» **Extracted information**:
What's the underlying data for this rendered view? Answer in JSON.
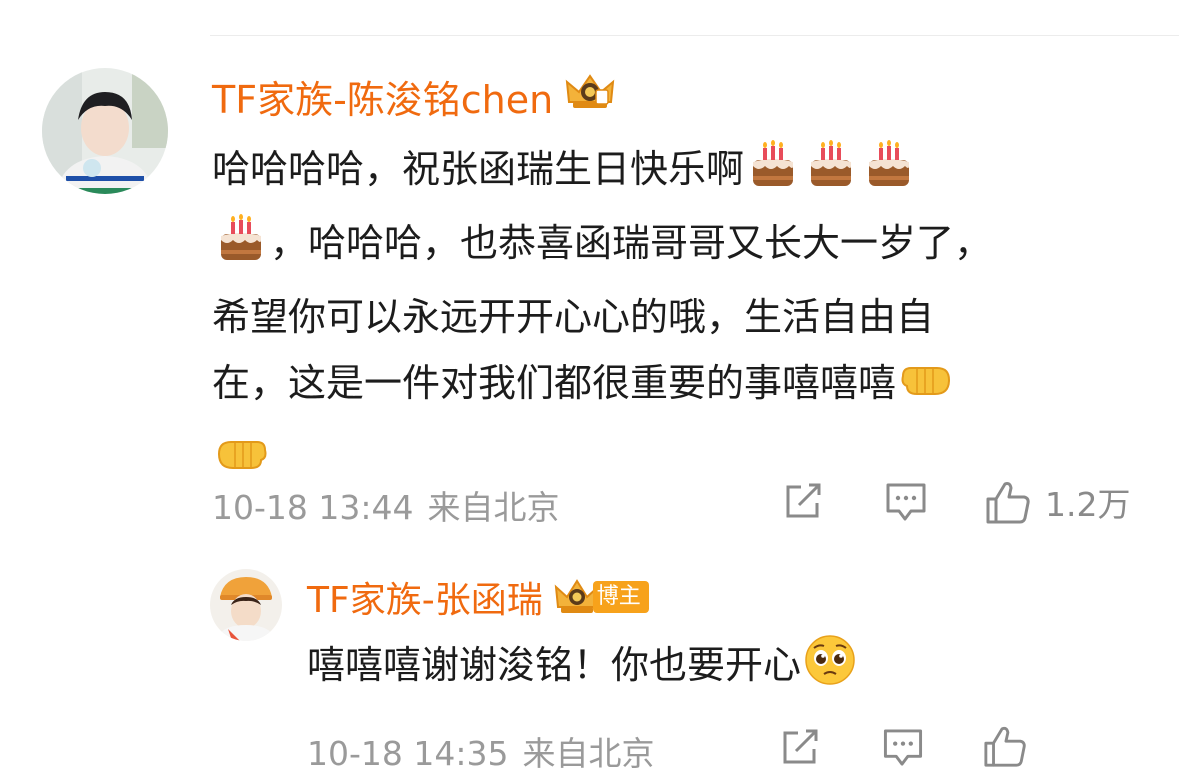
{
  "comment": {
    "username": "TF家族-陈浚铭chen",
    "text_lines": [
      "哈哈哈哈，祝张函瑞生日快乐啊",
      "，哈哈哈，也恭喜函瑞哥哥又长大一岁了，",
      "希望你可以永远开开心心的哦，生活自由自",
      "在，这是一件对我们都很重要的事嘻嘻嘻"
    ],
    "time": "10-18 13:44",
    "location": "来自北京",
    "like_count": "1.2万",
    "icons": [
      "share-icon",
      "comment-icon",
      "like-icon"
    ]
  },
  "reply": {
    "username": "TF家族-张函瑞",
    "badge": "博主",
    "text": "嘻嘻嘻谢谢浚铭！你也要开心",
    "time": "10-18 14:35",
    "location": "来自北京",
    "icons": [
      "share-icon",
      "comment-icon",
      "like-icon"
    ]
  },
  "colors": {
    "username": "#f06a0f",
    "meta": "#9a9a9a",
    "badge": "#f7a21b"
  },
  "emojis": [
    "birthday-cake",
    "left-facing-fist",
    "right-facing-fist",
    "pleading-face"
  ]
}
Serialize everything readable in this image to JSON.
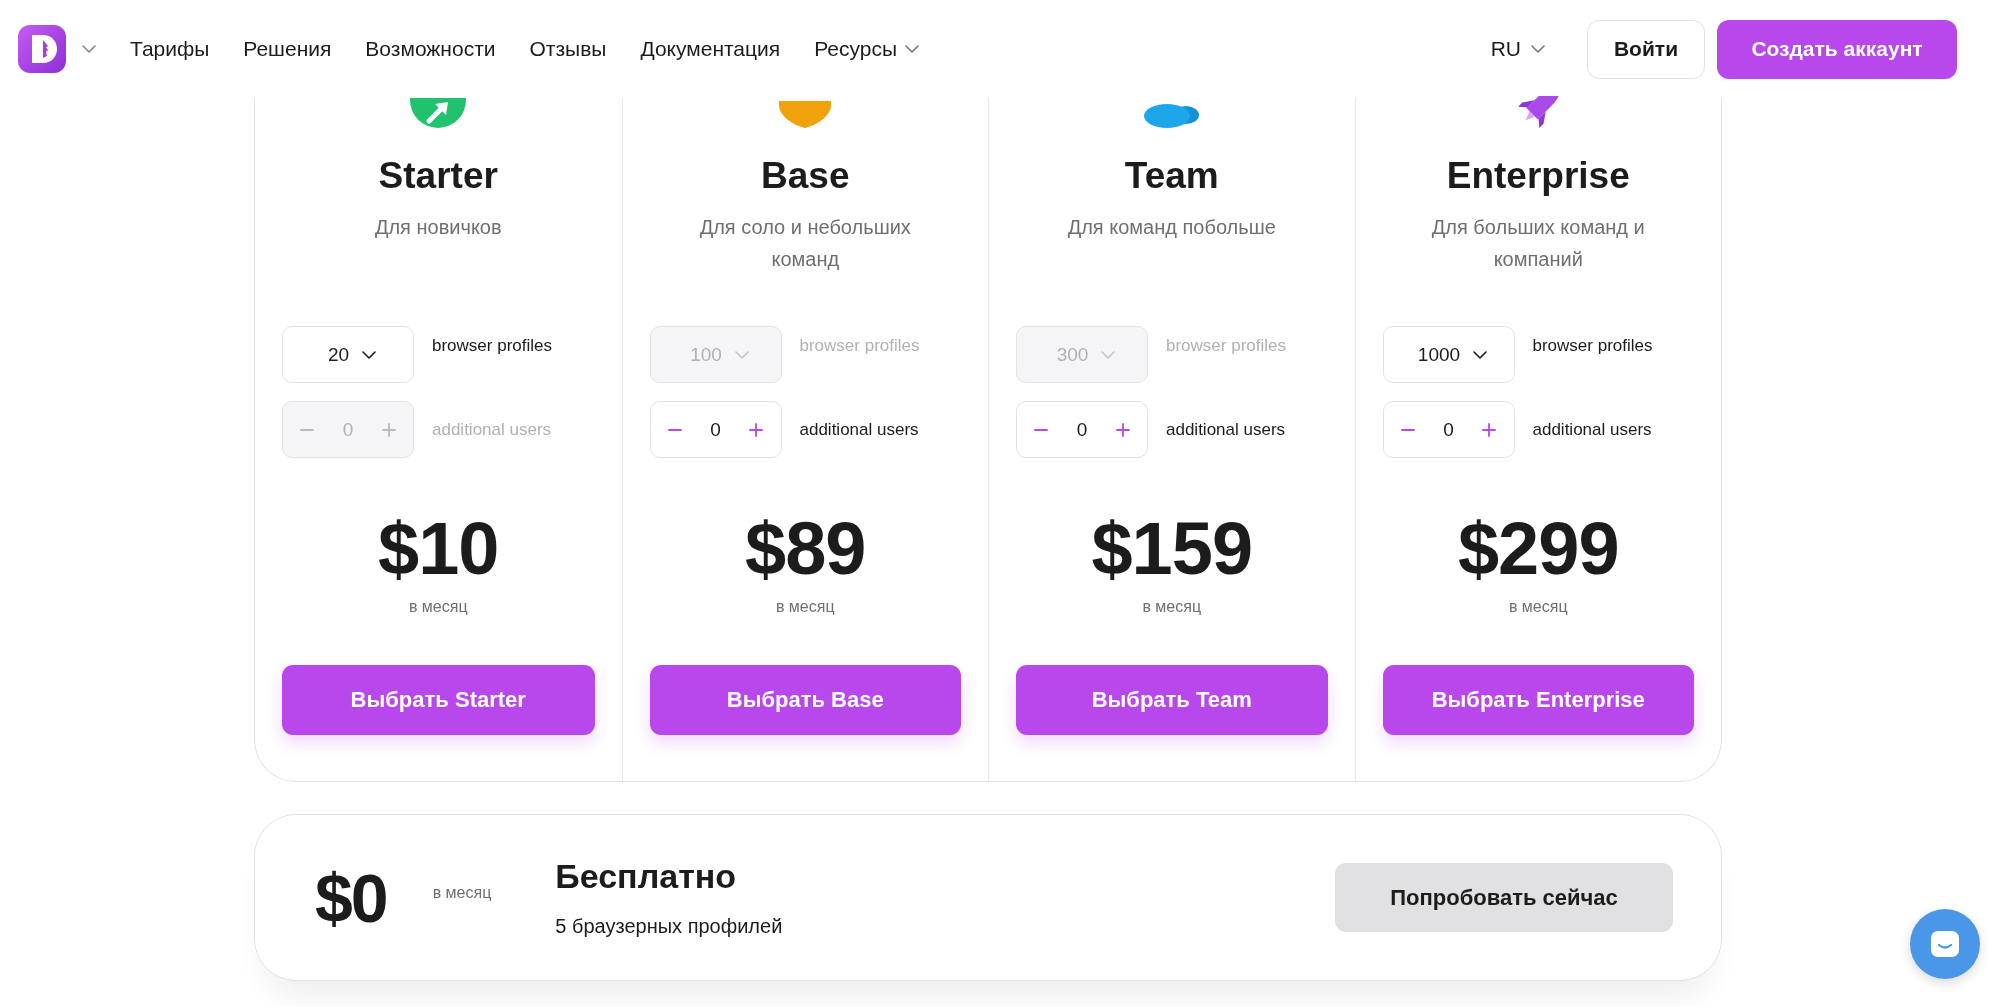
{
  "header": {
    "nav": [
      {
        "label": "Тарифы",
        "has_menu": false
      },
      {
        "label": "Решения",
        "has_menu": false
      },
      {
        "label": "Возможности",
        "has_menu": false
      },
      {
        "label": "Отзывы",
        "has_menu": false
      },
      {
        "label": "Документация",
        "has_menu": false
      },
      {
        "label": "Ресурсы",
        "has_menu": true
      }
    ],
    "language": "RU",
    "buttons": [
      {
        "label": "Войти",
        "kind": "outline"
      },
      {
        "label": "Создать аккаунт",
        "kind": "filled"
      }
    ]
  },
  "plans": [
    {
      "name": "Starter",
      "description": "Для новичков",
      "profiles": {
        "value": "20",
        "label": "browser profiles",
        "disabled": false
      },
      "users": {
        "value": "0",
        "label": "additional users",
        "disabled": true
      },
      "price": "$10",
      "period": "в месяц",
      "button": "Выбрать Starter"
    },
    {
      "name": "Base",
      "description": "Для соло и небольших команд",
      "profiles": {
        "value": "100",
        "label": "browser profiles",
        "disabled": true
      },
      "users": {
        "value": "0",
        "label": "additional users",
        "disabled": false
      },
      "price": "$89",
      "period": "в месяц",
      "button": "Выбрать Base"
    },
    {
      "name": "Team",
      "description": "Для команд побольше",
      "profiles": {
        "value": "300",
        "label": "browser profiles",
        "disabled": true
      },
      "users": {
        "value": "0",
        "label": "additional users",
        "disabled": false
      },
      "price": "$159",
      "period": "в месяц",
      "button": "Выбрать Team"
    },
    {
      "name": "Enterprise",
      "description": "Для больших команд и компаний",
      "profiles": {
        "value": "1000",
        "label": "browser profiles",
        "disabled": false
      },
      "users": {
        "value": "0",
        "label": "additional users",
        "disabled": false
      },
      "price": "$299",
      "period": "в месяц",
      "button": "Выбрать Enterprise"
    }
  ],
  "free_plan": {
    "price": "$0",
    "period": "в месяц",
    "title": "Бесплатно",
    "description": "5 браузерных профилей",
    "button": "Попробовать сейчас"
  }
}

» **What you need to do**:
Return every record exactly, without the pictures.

» **Written solution**:
What's the underlying data for this rendered view? Answer in JSON.
{
  "comment": {
    "username": "TF家族-陈浚铭chen",
    "text_lines": [
      "哈哈哈哈，祝张函瑞生日快乐啊",
      "，哈哈哈，也恭喜函瑞哥哥又长大一岁了，",
      "希望你可以永远开开心心的哦，生活自由自",
      "在，这是一件对我们都很重要的事嘻嘻嘻"
    ],
    "time": "10-18 13:44",
    "location": "来自北京",
    "like_count": "1.2万",
    "icons": [
      "share-icon",
      "comment-icon",
      "like-icon"
    ]
  },
  "reply": {
    "username": "TF家族-张函瑞",
    "badge": "博主",
    "text": "嘻嘻嘻谢谢浚铭！你也要开心",
    "time": "10-18 14:35",
    "location": "来自北京",
    "icons": [
      "share-icon",
      "comment-icon",
      "like-icon"
    ]
  },
  "colors": {
    "username": "#f06a0f",
    "meta": "#9a9a9a",
    "badge": "#f7a21b"
  },
  "emojis": [
    "birthday-cake",
    "left-facing-fist",
    "right-facing-fist",
    "pleading-face"
  ]
}
Serialize everything readable in this image to JSON.
{
  "header": {
    "nav": [
      {
        "label": "Тарифы",
        "has_menu": false
      },
      {
        "label": "Решения",
        "has_menu": false
      },
      {
        "label": "Возможности",
        "has_menu": false
      },
      {
        "label": "Отзывы",
        "has_menu": false
      },
      {
        "label": "Документация",
        "has_menu": false
      },
      {
        "label": "Ресурсы",
        "has_menu": true
      }
    ],
    "language": "RU",
    "buttons": [
      {
        "label": "Войти",
        "kind": "outline"
      },
      {
        "label": "Создать аккаунт",
        "kind": "filled"
      }
    ]
  },
  "plans": [
    {
      "name": "Starter",
      "description": "Для новичков",
      "profiles": {
        "value": "20",
        "label": "browser profiles",
        "disabled": false
      },
      "users": {
        "value": "0",
        "label": "additional users",
        "disabled": true
      },
      "price": "$10",
      "period": "в месяц",
      "button": "Выбрать Starter"
    },
    {
      "name": "Base",
      "description": "Для соло и небольших команд",
      "profiles": {
        "value": "100",
        "label": "browser profiles",
        "disabled": true
      },
      "users": {
        "value": "0",
        "label": "additional users",
        "disabled": false
      },
      "price": "$89",
      "period": "в месяц",
      "button": "Выбрать Base"
    },
    {
      "name": "Team",
      "description": "Для команд побольше",
      "profiles": {
        "value": "300",
        "label": "browser profiles",
        "disabled": true
      },
      "users": {
        "value": "0",
        "label": "additional users",
        "disabled": false
      },
      "price": "$159",
      "period": "в месяц",
      "button": "Выбрать Team"
    },
    {
      "name": "Enterprise",
      "description": "Для больших команд и компаний",
      "profiles": {
        "value": "1000",
        "label": "browser profiles",
        "disabled": false
      },
      "users": {
        "value": "0",
        "label": "additional users",
        "disabled": false
      },
      "price": "$299",
      "period": "в месяц",
      "button": "Выбрать Enterprise"
    }
  ],
  "free_plan": {
    "price": "$0",
    "period": "в месяц",
    "title": "Бесплатно",
    "description": "5 браузерных профилей",
    "button": "Попробовать сейчас"
  }
}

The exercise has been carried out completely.